The department released Fillenwarth Dennerline Groth & Towe from the massive judgment that a Marion County jury handed down against the law firm two years ago. In return, the firm transferred to the department the bad-faith claims it is pursuing against its malpractice insurer, Alabama-based ProNational Insurance Co.
That's where the real money is, said Doug Webber, chief legal counsel for the department.
"It is our view that the law firm had limited assets," and even those would be difficult to get at if the firm sought bankruptcy court protection, Webber said.
In addition, he said he believes the law firm's bad-faith claims are strong. Fillenwarth Dennerline was hit with the judgment only after the insurer refused the department's offer to settle for a mere $1 million - the maximum amount of the firm's insurance coverage.
The legal tangle stems from the 2002 collapse of the Indiana Construction Industry Trust, which provided health coverage to non-union construction workers. The jury found that Fillenwarth Dennerline partner Frederick Dennerline III, who served as outside counsel for the trust, failed to notify trustees of its growing financial problems. The verdict equaled the amount of unpaid claims due 8,200 Hoosiers after the trust went bust.
Those insurance customers have collected nearly $4 million from other parties that previously settled.

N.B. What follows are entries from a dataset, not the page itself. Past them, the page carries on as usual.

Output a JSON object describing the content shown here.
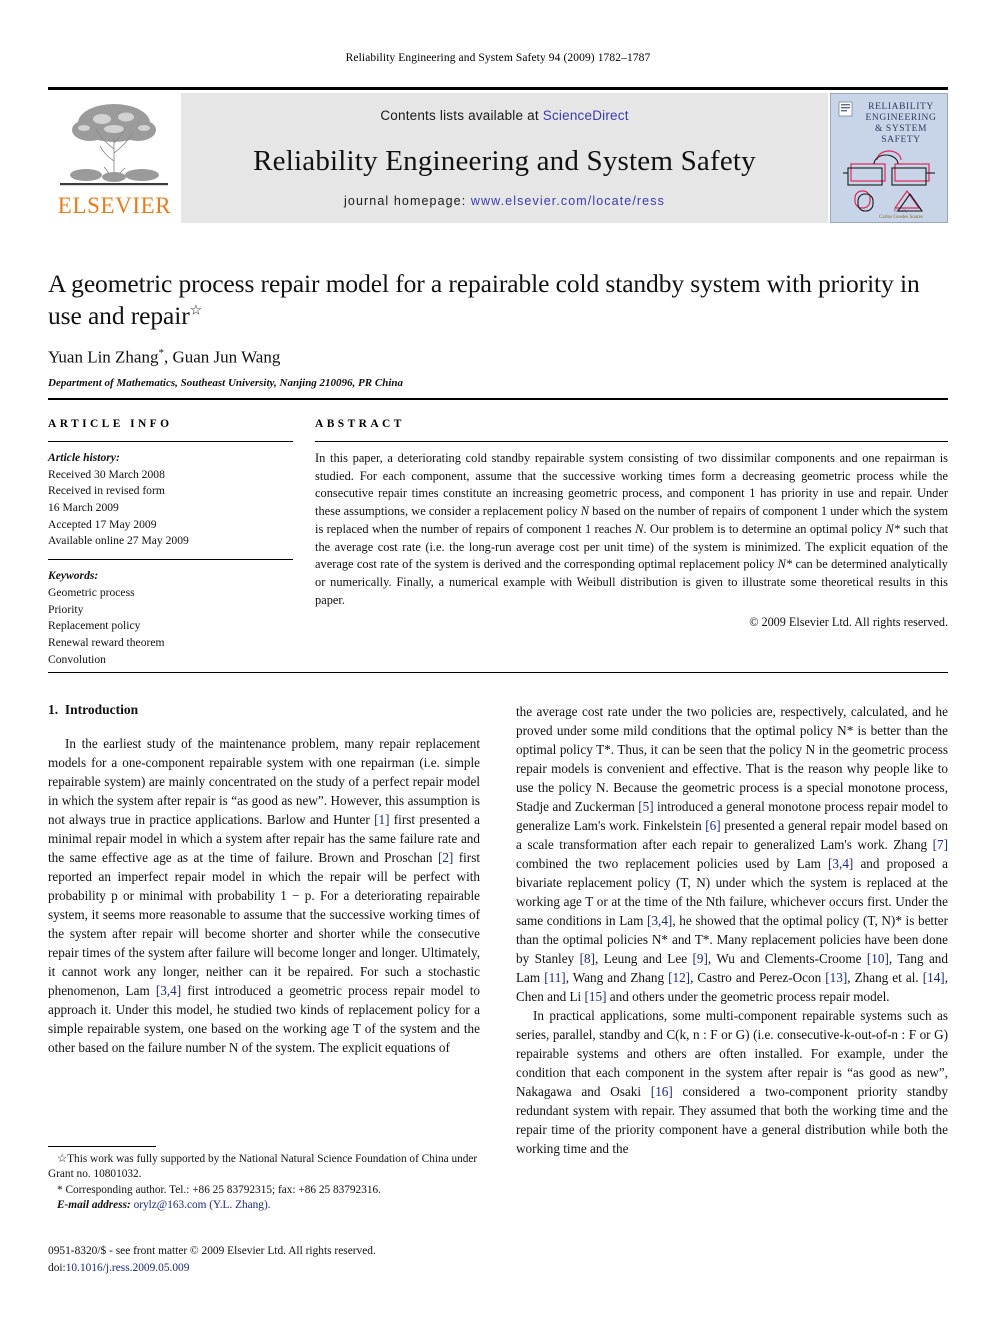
{
  "running_head": "Reliability Engineering and System Safety 94 (2009) 1782–1787",
  "masthead": {
    "publisher_name": "ELSEVIER",
    "contents_prefix": "Contents lists available at ",
    "contents_link": "ScienceDirect",
    "journal_title": "Reliability Engineering and System Safety",
    "homepage_prefix": "journal homepage: ",
    "homepage_url": "www.elsevier.com/locate/ress",
    "cover": {
      "line1": "RELIABILITY",
      "line2": "ENGINEERING",
      "line3": "& SYSTEM",
      "line4": "SAFETY",
      "credit_line1": "Edited by",
      "credit_line2": "Carlos Guedes Soares",
      "background_color": "#c8d4e8",
      "accent_color": "#e0275b"
    },
    "band_color": "#e6e6e6",
    "elsevier_color": "#E87B1E",
    "link_color": "#3b3bb0"
  },
  "article": {
    "title": "A geometric process repair model for a repairable cold standby system with priority in use and repair",
    "title_marker": "☆",
    "authors": "Yuan Lin Zhang",
    "author_marker": "*",
    "authors_rest": ", Guan Jun Wang",
    "affiliation": "Department of Mathematics, Southeast University, Nanjing 210096, PR China"
  },
  "article_info": {
    "heading": "ARTICLE INFO",
    "history_label": "Article history:",
    "history": [
      "Received 30 March 2008",
      "Received in revised form",
      "16 March 2009",
      "Accepted 17 May 2009",
      "Available online 27 May 2009"
    ],
    "keywords_label": "Keywords:",
    "keywords": [
      "Geometric process",
      "Priority",
      "Replacement policy",
      "Renewal reward theorem",
      "Convolution"
    ]
  },
  "abstract": {
    "heading": "ABSTRACT",
    "text_part1": "In this paper, a deteriorating cold standby repairable system consisting of two dissimilar components and one repairman is studied. For each component, assume that the successive working times form a decreasing geometric process while the consecutive repair times constitute an increasing geometric process, and component 1 has priority in use and repair. Under these assumptions, we consider a replacement policy ",
    "policy_symbol_1": "N",
    "text_part2": " based on the number of repairs of component 1 under which the system is replaced when the number of repairs of component 1 reaches ",
    "policy_symbol_2": "N",
    "text_part3": ". Our problem is to determine an optimal policy ",
    "policy_symbol_3": "N*",
    "text_part4": " such that the average cost rate (i.e. the long-run average cost per unit time) of the system is minimized. The explicit equation of the average cost rate of the system is derived and the corresponding optimal replacement policy ",
    "policy_symbol_4": "N*",
    "text_part5": " can be determined analytically or numerically. Finally, a numerical example with Weibull distribution is given to illustrate some theoretical results in this paper.",
    "copyright": "© 2009 Elsevier Ltd. All rights reserved."
  },
  "body": {
    "section_number": "1.",
    "section_title": "Introduction",
    "left_paragraph": "In the earliest study of the maintenance problem, many repair replacement models for a one-component repairable system with one repairman (i.e. simple repairable system) are mainly concentrated on the study of a perfect repair model in which the system after repair is “as good as new”. However, this assumption is not always true in practice applications. Barlow and Hunter [1] first presented a minimal repair model in which a system after repair has the same failure rate and the same effective age as at the time of failure. Brown and Proschan [2] first reported an imperfect repair model in which the repair will be perfect with probability p or minimal with probability 1 − p. For a deteriorating repairable system, it seems more reasonable to assume that the successive working times of the system after repair will become shorter and shorter while the consecutive repair times of the system after failure will become longer and longer. Ultimately, it cannot work any longer, neither can it be repaired. For such a stochastic phenomenon, Lam [3,4] first introduced a geometric process repair model to approach it. Under this model, he studied two kinds of replacement policy for a simple repairable system, one based on the working age T of the system and the other based on the failure number N of the system. The explicit equations of",
    "right_paragraph_1": "the average cost rate under the two policies are, respectively, calculated, and he proved under some mild conditions that the optimal policy N* is better than the optimal policy T*. Thus, it can be seen that the policy N in the geometric process repair models is convenient and effective. That is the reason why people like to use the policy N. Because the geometric process is a special monotone process, Stadje and Zuckerman [5] introduced a general monotone process repair model to generalize Lam's work. Finkelstein [6] presented a general repair model based on a scale transformation after each repair to generalized Lam's work. Zhang [7] combined the two replacement policies used by Lam [3,4] and proposed a bivariate replacement policy (T, N) under which the system is replaced at the working age T or at the time of the Nth failure, whichever occurs first. Under the same conditions in Lam [3,4], he showed that the optimal policy (T, N)* is better than the optimal policies N* and T*. Many replacement policies have been done by Stanley [8], Leung and Lee [9], Wu and Clements-Croome [10], Tang and Lam [11], Wang and Zhang [12], Castro and Perez-Ocon [13], Zhang et al. [14], Chen and Li [15] and others under the geometric process repair model.",
    "right_paragraph_2": "In practical applications, some multi-component repairable systems such as series, parallel, standby and C(k, n : F or G) (i.e. consecutive-k-out-of-n : F or G) repairable systems and others are often installed. For example, under the condition that each component in the system after repair is “as good as new”, Nakagawa and Osaki [16] considered a two-component priority standby redundant system with repair. They assumed that both the working time and the repair time of the priority component have a general distribution while both the working time and the"
  },
  "footnotes": {
    "funding_marker": "☆",
    "funding": "This work was fully supported by the National Natural Science Foundation of China under Grant no. 10801032.",
    "corresponding_marker": "*",
    "corresponding": "Corresponding author. Tel.: +86 25 83792315; fax: +86 25 83792316.",
    "email_label": "E-mail address:",
    "email": "orylz@163.com",
    "email_owner": "(Y.L. Zhang)."
  },
  "imprint": {
    "issn_line": "0951-8320/$ - see front matter © 2009 Elsevier Ltd. All rights reserved.",
    "doi_label": "doi:",
    "doi": "10.1016/j.ress.2009.05.009"
  }
}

Any additional sums the department collects on the bad-faith claims would go to those customers, after attorneys' fees are paid.
As a result of the agreement with Fillenwarth Dennerline, "We have a much better chance to recover the amounts necessary to make these 8,200 people whole," Webber said.
Joseph Chapelle, an attorney for ProNational, could not be reached. The insurer previously has denied acting improperly.